City pursues outside study to inform ‘transformation’ of Lawrence police department
photo by: Chris Conde/Journal-World File Photo
City leaders are pursuing an outside study to help inform potentially fundamental changes to the role of the Lawrence Police Department, including proposals to move some funding and duties from police to social services.
All of the specific issues the study will tackle aren’t determined right now, but city leaders are expecting it to be broad in scope. In a recent request for proposals for a consultant to conduct the study, the city states that it wants a comprehensive report that will aid in the “transformation” of the police department in response to changing operational needs, community expectations and the national narrative around policing and race relations.
At a minimum, it’s expected the study will cover reforms called for by Mayor Jennifer Ananda, which her fellow city commissioners have indicated they would also like to consider. Following local and national protests earlier this year about police brutality and racial injustice, Ananda called for 12 potential reforms of the role of police in Lawrence. That includes re-evaluating what kinds of noncriminal behavior police should address and whether money spent on such enforcement should be spent instead on related public and social services — which, according to a city staff memo, could involve areas as diverse as public health, economic equality and environmental design.
But City Manager Craig Owens told the Journal-World that the study will likely cover more than just the issues Ananda and her fellow commissioners identified. Once the consultant is selected, he said, the scope of the study will be worked out in more detail.

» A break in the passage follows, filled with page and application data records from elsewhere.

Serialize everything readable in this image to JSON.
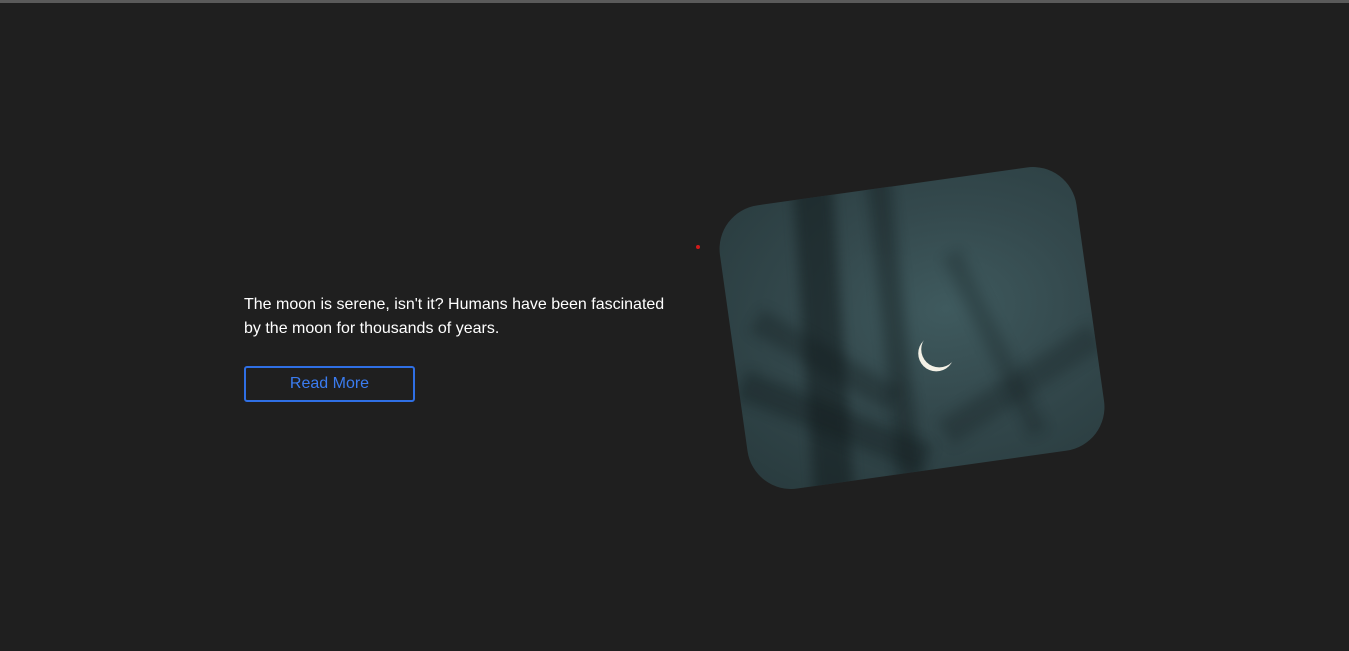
{
  "hero": {
    "text": "The moon is serene, isn't it? Humans have been fascinated by the moon for thousands of years.",
    "button_label": "Read More"
  },
  "colors": {
    "background": "#1f1f1f",
    "accent": "#2f6fe4",
    "text": "#ffffff"
  },
  "image": {
    "subject": "crescent-moon-photo"
  }
}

“The list of 12 things that the mayor and the commission had talked about, those are the types of things that we would expect the consultant to be looking at, but I think the scope will expand well beyond that,” Owens said.
The study will likely examine at least two specific changes the commission is considering that would take some funds and duties away from the police department.
First, the commission has proposed establishing a mental health and addiction crisis response team and reallocating funds away from law enforcement to partners or employees in those areas.
Second, commissioners have questioned whether police should be responsible for addressing violations of city ordinances, such as complaints about noise, overgrown lawns and vehicle-related issues other than traffic violations. Similar to the first consideration, the commission will decide whether the funding dedicated to enforcement of those ordinances should be reallocated from the police to relevant city departments. The memo notes the city will need to consider the need for 24-hour response to complaints such as noise and vehicle issues.
The request for proposals also suggests that the study will cover oversight and accountability measures and ways to make policing fairer, more equitable and more culturally sensitive.
That might touch on issues raised by the city’s Community Police Review Board, which has previously called for changes to its own structure and powers. Because of the way the board was set up, it hasn’t been able to review any complaints against police since it was created roughly two years ago, as the Journal-World previously reported. Under current policies and practices, an internal division of the Lawrence police department investigates complaints against officers, and limited information is provided to the board and the public regarding complaints about bias and uses of force.
Other aspects of the study will have more to do with the internal workings of the police department, according to the request for proposals. Those include the goal of achieving accreditation from the Commission on Accreditation of Law Enforcement Agencies (CALEA) and the city manager’s recruitment process and hiring decision for the new police chief. The study is also expected to serve as a guide for the new chief and the department’s new strategic plan.
Owens said there is not a specific budget for the study at this time — that will be hashed out when the scope of the study is determined and the consultant’s contract is negotiated. He said the cost of the study will probably be split between this budget year and 2021, and that there are adequate resources in the budget to cover the cost.
Multiple city bodies — including the City Commission, the Human Relations Commission and the Community Police Review Board — will be providing opportunities for the public to give feedback on potential changes to the role of the police and the city’s approach to addressing social issues. The city expects to announce dates for those events sometime this month. Proposals for the study are due Aug. 17 and will be reviewed by a selection committee consisting of city staff and community stakeholders, according to the request for proposals. Interviews with prospective consultants will be completed by Sept. 11, with selection of the consultant and negotiation of the agreement to occur after that.